A fundamental constant of the universe may not be so constant after all, according to a new study.
Recent observations of distant galaxies suggest that the strength of the electromagnetic force — the so-called fine-structure constant — actually varies throughout the universe. In one direction, the constant seemed to grow larger the farther astronomers looked; in another direction the constant took on smaller values with greater distance.
If confirmed, this revelation could reshape physicists' understanding of cosmology from the ground up. It may even help solve a major conundrum: Why are all the constants of nature perfectly tuned for life to exist?
"This is an exciting and potentially important result that challenges astronomers and particle physicists for an explanation," said astrophysicist John Barrow of the University of Cambridge, who was not involved in the new study but has worked with the researchers in the past. "It could be a further hint about new physics."
A changing constant
Astrophysicists have been studying the fine-structure constant – known as the alpha constant – for years, searching for hints that it might change.
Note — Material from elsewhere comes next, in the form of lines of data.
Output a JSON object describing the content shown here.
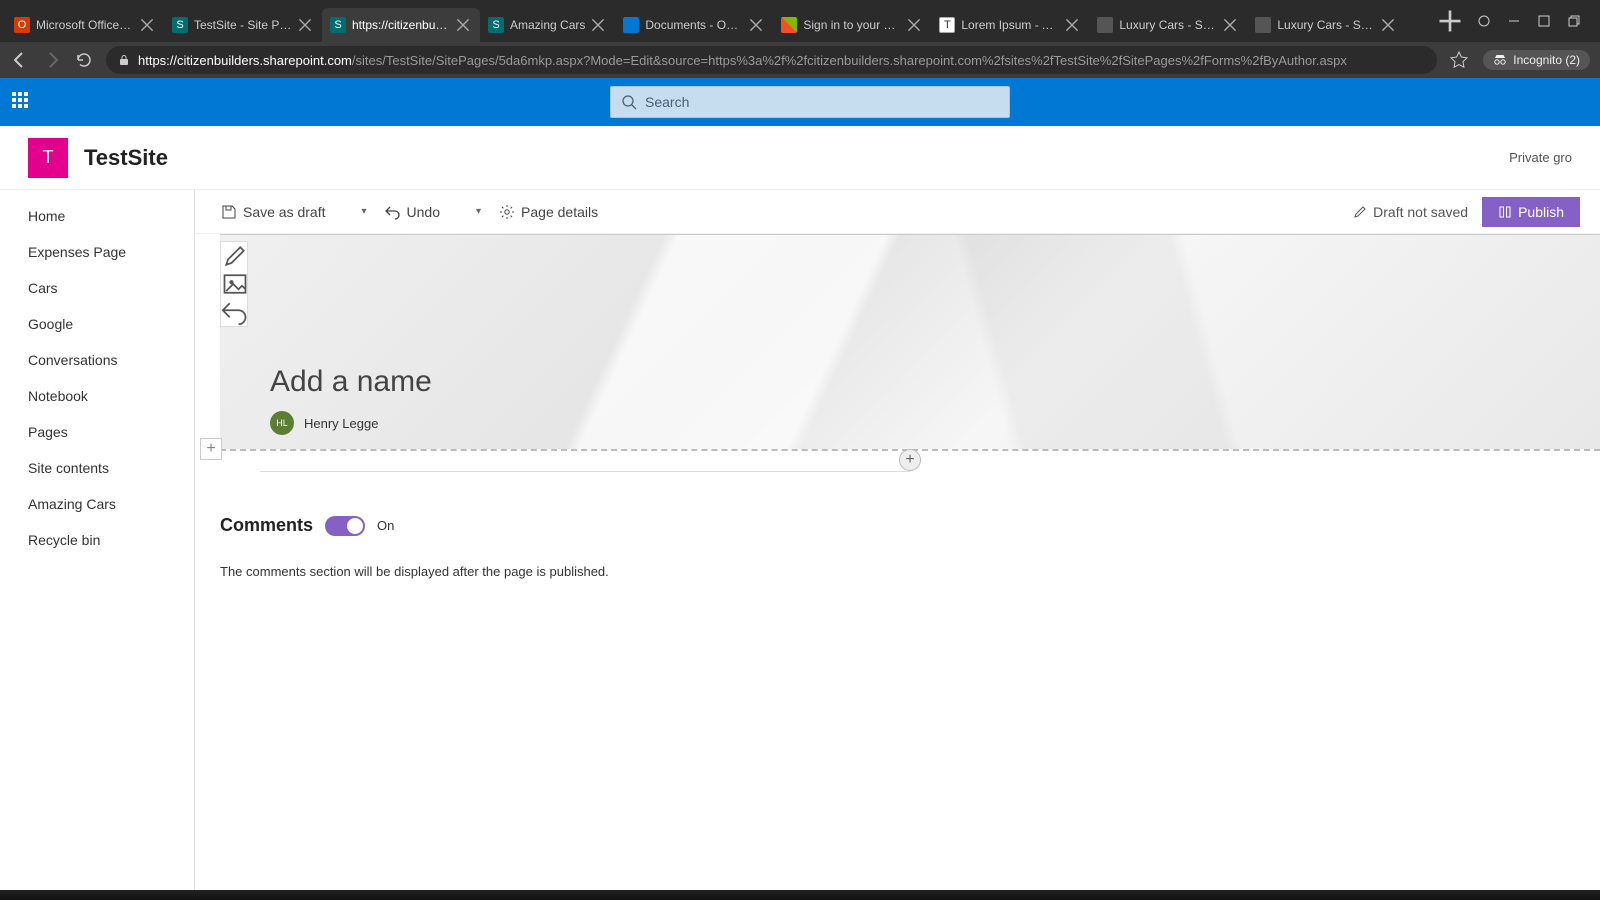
{
  "browser": {
    "tabs": [
      {
        "title": "Microsoft Office Home",
        "fav": "o"
      },
      {
        "title": "TestSite - Site Pages -",
        "fav": "sp"
      },
      {
        "title": "https://citizenbuilders",
        "fav": "sp",
        "active": true
      },
      {
        "title": "Amazing Cars",
        "fav": "sp"
      },
      {
        "title": "Documents - OneDriv",
        "fav": "od"
      },
      {
        "title": "Sign in to your accoun",
        "fav": "ms"
      },
      {
        "title": "Lorem Ipsum - All the",
        "fav": "txt"
      },
      {
        "title": "Luxury Cars - Sedans,",
        "fav": "mb"
      },
      {
        "title": "Luxury Cars - Sedans,",
        "fav": "mb"
      }
    ],
    "url_host": "https://citizenbuilders.sharepoint.com",
    "url_path": "/sites/TestSite/SitePages/5da6mkp.aspx?Mode=Edit&source=https%3a%2f%2fcitizenbuilders.sharepoint.com%2fsites%2fTestSite%2fSitePages%2fForms%2fByAuthor.aspx",
    "incognito_label": "Incognito (2)"
  },
  "suite": {
    "search_placeholder": "Search"
  },
  "site": {
    "logo_initial": "T",
    "title": "TestSite",
    "privacy": "Private gro"
  },
  "nav": {
    "items": [
      "Home",
      "Expenses Page",
      "Cars",
      "Google",
      "Conversations",
      "Notebook",
      "Pages",
      "Site contents",
      "Amazing Cars",
      "Recycle bin"
    ]
  },
  "commandbar": {
    "save_label": "Save as draft",
    "undo_label": "Undo",
    "details_label": "Page details",
    "draft_status": "Draft not saved",
    "publish_label": "Publish"
  },
  "hero": {
    "title_placeholder": "Add a name",
    "author_initials": "HL",
    "author_name": "Henry Legge"
  },
  "comments": {
    "heading": "Comments",
    "state_label": "On",
    "note": "The comments section will be displayed after the page is published."
  }
}
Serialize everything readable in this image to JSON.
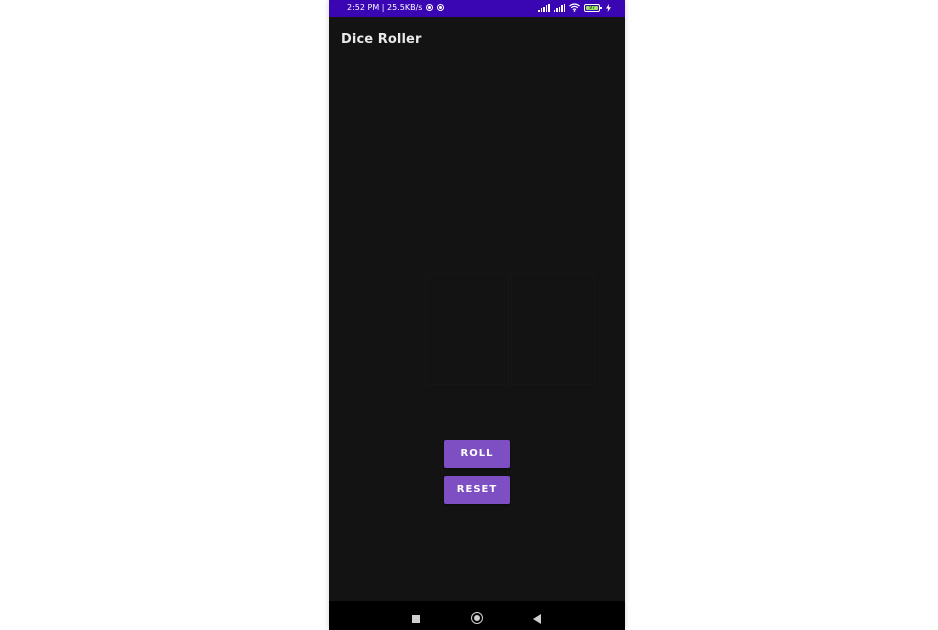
{
  "status_bar": {
    "time_speed": "2:52 PM | 25.5KB/s",
    "battery_level": "97",
    "icons": [
      "app-notification-icon",
      "app-notification-icon",
      "signal-icon",
      "signal-icon",
      "wifi-icon",
      "battery-icon",
      "charging-icon"
    ]
  },
  "app_bar": {
    "title": "Dice Roller"
  },
  "buttons": {
    "roll_label": "ROLL",
    "reset_label": "RESET"
  },
  "nav_bar": {
    "icons": [
      "recents-icon",
      "home-icon",
      "back-icon"
    ]
  },
  "colors": {
    "status_bar": "#3a06b4",
    "background": "#121312",
    "button": "#7e4fc2",
    "button_text": "#ffffff",
    "nav_bar": "#000000"
  }
}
Some projects have found evidence that the constant does vary, while other probes confirmed the constant's constancy. [The Greatest Mysteries in Science]
But the evidence supporting the alpha constant's variable nature was ambiguous, because it could also be due to a variation over time, or across different parts of space, researchers said.
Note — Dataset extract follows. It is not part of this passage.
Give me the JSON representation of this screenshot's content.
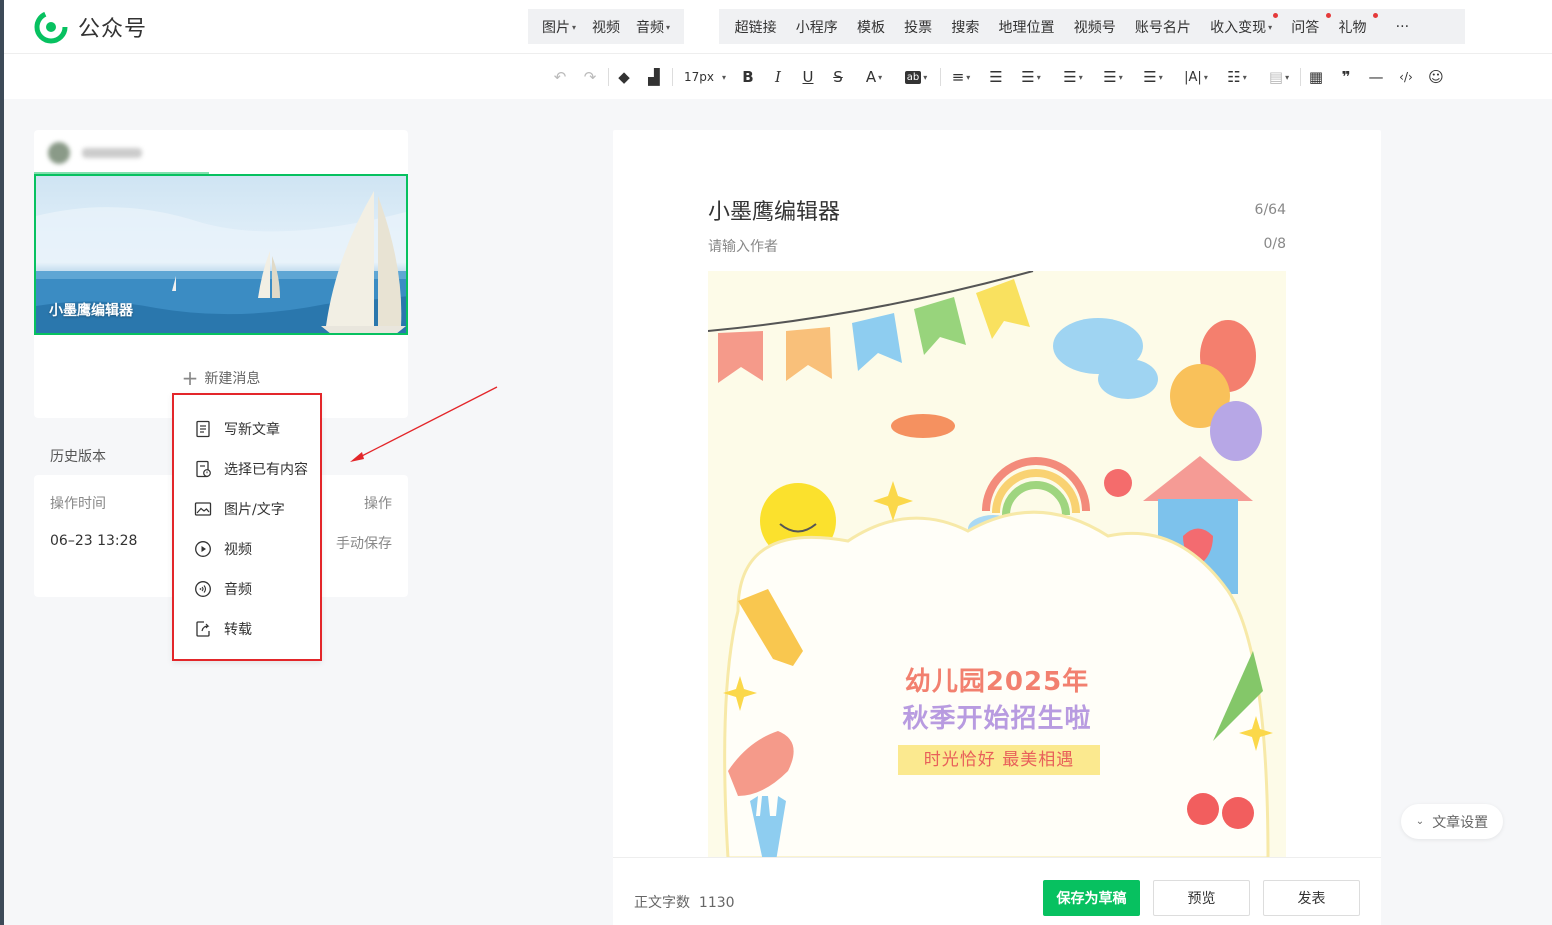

The farther out astronomers peer into the universe, the longer it has taken the light they see to reach Earth. Since this light is older, it represents an earlier epoch in the universe's history.
So if scientists measured a change in the fine-structure constant from different observations, it may have been because the constant has different values in different places, or it might have been because it had different values at different times. But determining which case is right has been a challenge.
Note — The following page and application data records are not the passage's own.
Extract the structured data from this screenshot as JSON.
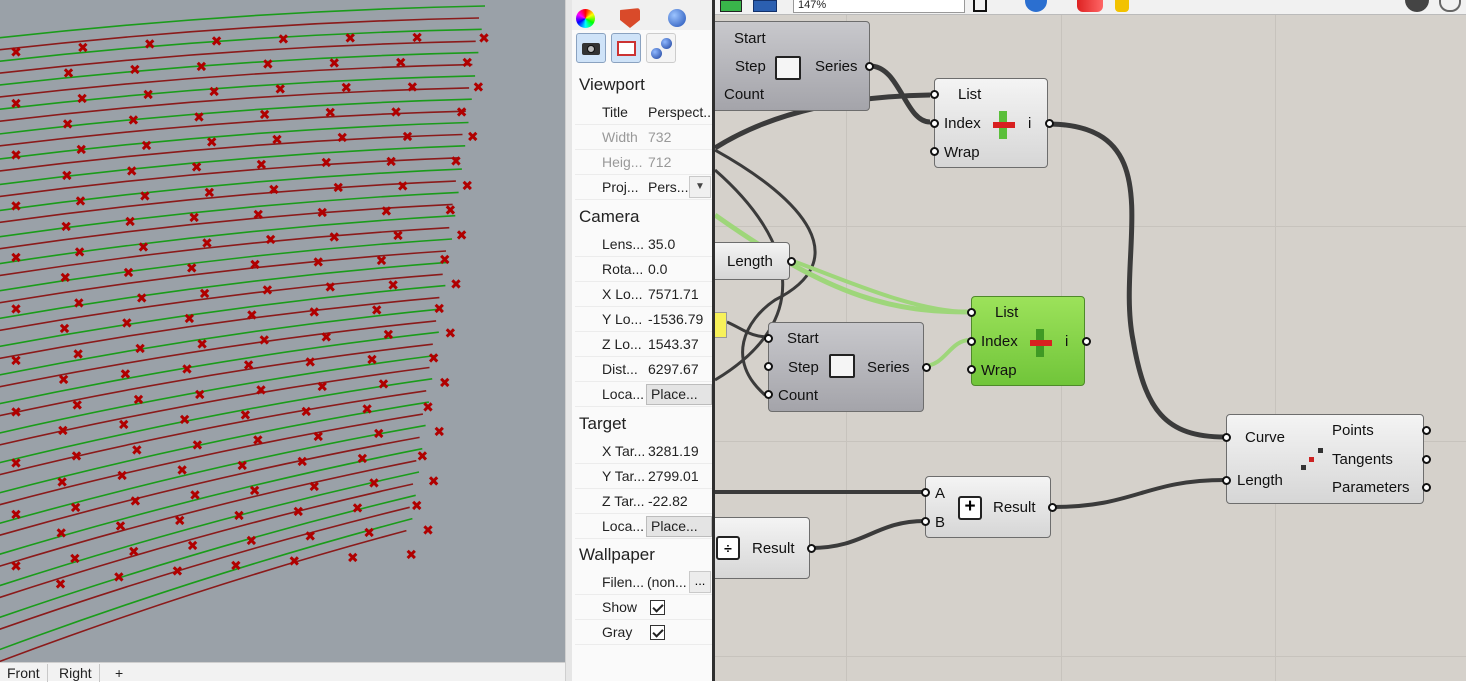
{
  "viewport_tabs": [
    "Front",
    "Right"
  ],
  "add_tab_glyph": "+",
  "properties": {
    "tab_icons": [
      "color-wheel-icon",
      "shield-icon",
      "material-sphere-icon"
    ],
    "tool_icons": [
      "camera-icon",
      "frame-icon",
      "sun-icon"
    ],
    "sections": {
      "viewport": {
        "header": "Viewport",
        "title_label": "Title",
        "title_value": "Perspect...",
        "width_label": "Width",
        "width_value": "732",
        "height_label": "Heig...",
        "height_value": "712",
        "projection_label": "Proj...",
        "projection_value": "Pers..."
      },
      "camera": {
        "header": "Camera",
        "lens_label": "Lens...",
        "lens_value": "35.0",
        "rotation_label": "Rota...",
        "rotation_value": "0.0",
        "x_label": "X Lo...",
        "x_value": "7571.71",
        "y_label": "Y Lo...",
        "y_value": "-1536.79",
        "z_label": "Z Lo...",
        "z_value": "1543.37",
        "dist_label": "Dist...",
        "dist_value": "6297.67",
        "loc_label": "Loca...",
        "place_label": "Place..."
      },
      "target": {
        "header": "Target",
        "x_label": "X Tar...",
        "x_value": "3281.19",
        "y_label": "Y Tar...",
        "y_value": "2799.01",
        "z_label": "Z Tar...",
        "z_value": "-22.82",
        "loc_label": "Loca...",
        "place_label": "Place..."
      },
      "wallpaper": {
        "header": "Wallpaper",
        "file_label": "Filen...",
        "file_value": "(non...",
        "browse_label": "...",
        "show_label": "Show",
        "show_checked": true,
        "gray_label": "Gray",
        "gray_checked": true
      }
    }
  },
  "grasshopper": {
    "zoom": "147%",
    "series1": {
      "in": [
        "Start",
        "Step",
        "Count"
      ],
      "out": "Series"
    },
    "list1": {
      "in": [
        "List",
        "Index",
        "Wrap"
      ],
      "out": "i"
    },
    "length_param": "Length",
    "series2": {
      "in": [
        "Start",
        "Step",
        "Count"
      ],
      "out": "Series"
    },
    "list2": {
      "in": [
        "List",
        "Index",
        "Wrap"
      ],
      "out": "i"
    },
    "divide": {
      "in": [
        "Curve",
        "Length"
      ],
      "out": [
        "Points",
        "Tangents",
        "Parameters"
      ]
    },
    "addition": {
      "in": [
        "A",
        "B"
      ],
      "out": "Result"
    },
    "division_result": "Result"
  },
  "colors": {
    "viewport_bg": "#9aa1a8",
    "green_curve": "#1a9c1a",
    "red_curve": "#8b1a1a",
    "point_marker": "#b00000",
    "canvas_bg": "#d5d1cb",
    "green_component": "#8ad44e",
    "selected_wire": "#9ed67a"
  }
}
To settle that question, researchers led by John Webb from the University of New South Wales, Australia, gathered observations from the Keck telescope in Hawaii, and the Very Large Telescope in Chile – thereby covering both the northern and southern skies.
"When you look in one direction, you cannot distinguish between variation in space and variation in time," co-researcher Victor Flambaum, also of the University of New South Wales, told SPACE.com. "Now there is nearly complete coverage of the sky. The conclusion is:It's a variation in space, not in time."
To determine how strong the alpha constant was in any given spot, the scientists measured the frequency at which electrons in various atoms would hop from one energy level to the next. This frequency depends on the fine-structure constant.
The researchers found that in the northern sky, the fine-structure constant gets smaller with increasing distance, or as astronomers look farther back in time. In the southern sky, however, the alpha constant value appeared to increase the farther away they looked.
Since those two results would contradict each other if the alpha constant varied with time, the constant must take on different values in different areas of the universe, the researchers concluded.
Why do we exist?
Webb presented the findings last week at the Joint European and National Astronomy Meeting in Lisbon, Portugal. The research has been submitted to the journal Physical Review Letters and is awaiting peer review.
If the study is confirmed, it could be a landmark find in astrophysics, researchers said.
"I find this result quite exciting," said Steve Lamoreaux, a physicist at Yale University who was not involved in the study. "It explains the apparent discrepancy between different analyses done the last few years.
"Of course, the result needs to be independently verified," he added.
Flambaum said he was particularly interested in what the result could tell scientists about the origin of life.
"This is a puzzle which has existed for many years," he told SPACE.com. "A minor variation of the fundamental constants forbids life to appear — we just could not exist."
For Flambaum and others, it seemed like too much of a coincidence that the universe's constants – which includes the alpha constant and others like the value of the strength of gravity, or the strength of the strong interaction that binds atomic nuclei together – should be perfect for building stars and planets and life.
"Now we have an explanation," Flambaum said."If fundamental constants vary in space, we just appear in the area of the universe where constants are good for us."
In other regions of the universe where the constants are different, life may be absent, he said.
Flambaum admitted that such revolutionary results need even more evidence to be believed for sure.
And other experts may take some convincing.
Helge Kragh, a science historian at the University of Aarhus, Denmark, who has written about the history of the fine-structure constant, said it's important to "keep a healthy skepticism" about announcements like these, since past measurements of variation, such as earlier claims that the constant changes over time, have later been disproven.
"If history is a guide — and often it is not — the results of Webb et al. will turn out to be untenable," he said.
Flambaum said the team plans to collect more data from the distant universe, as well as conduct laboratory experiments, to test their results.
"The problem is whether there are systematic biases which the authors have not thought of which can mimic the appearance of varying alpha," Barrow said. "They are a very strong and experienced observational team who have subjected the data to many tests in the search for bias but have failed to find any so far."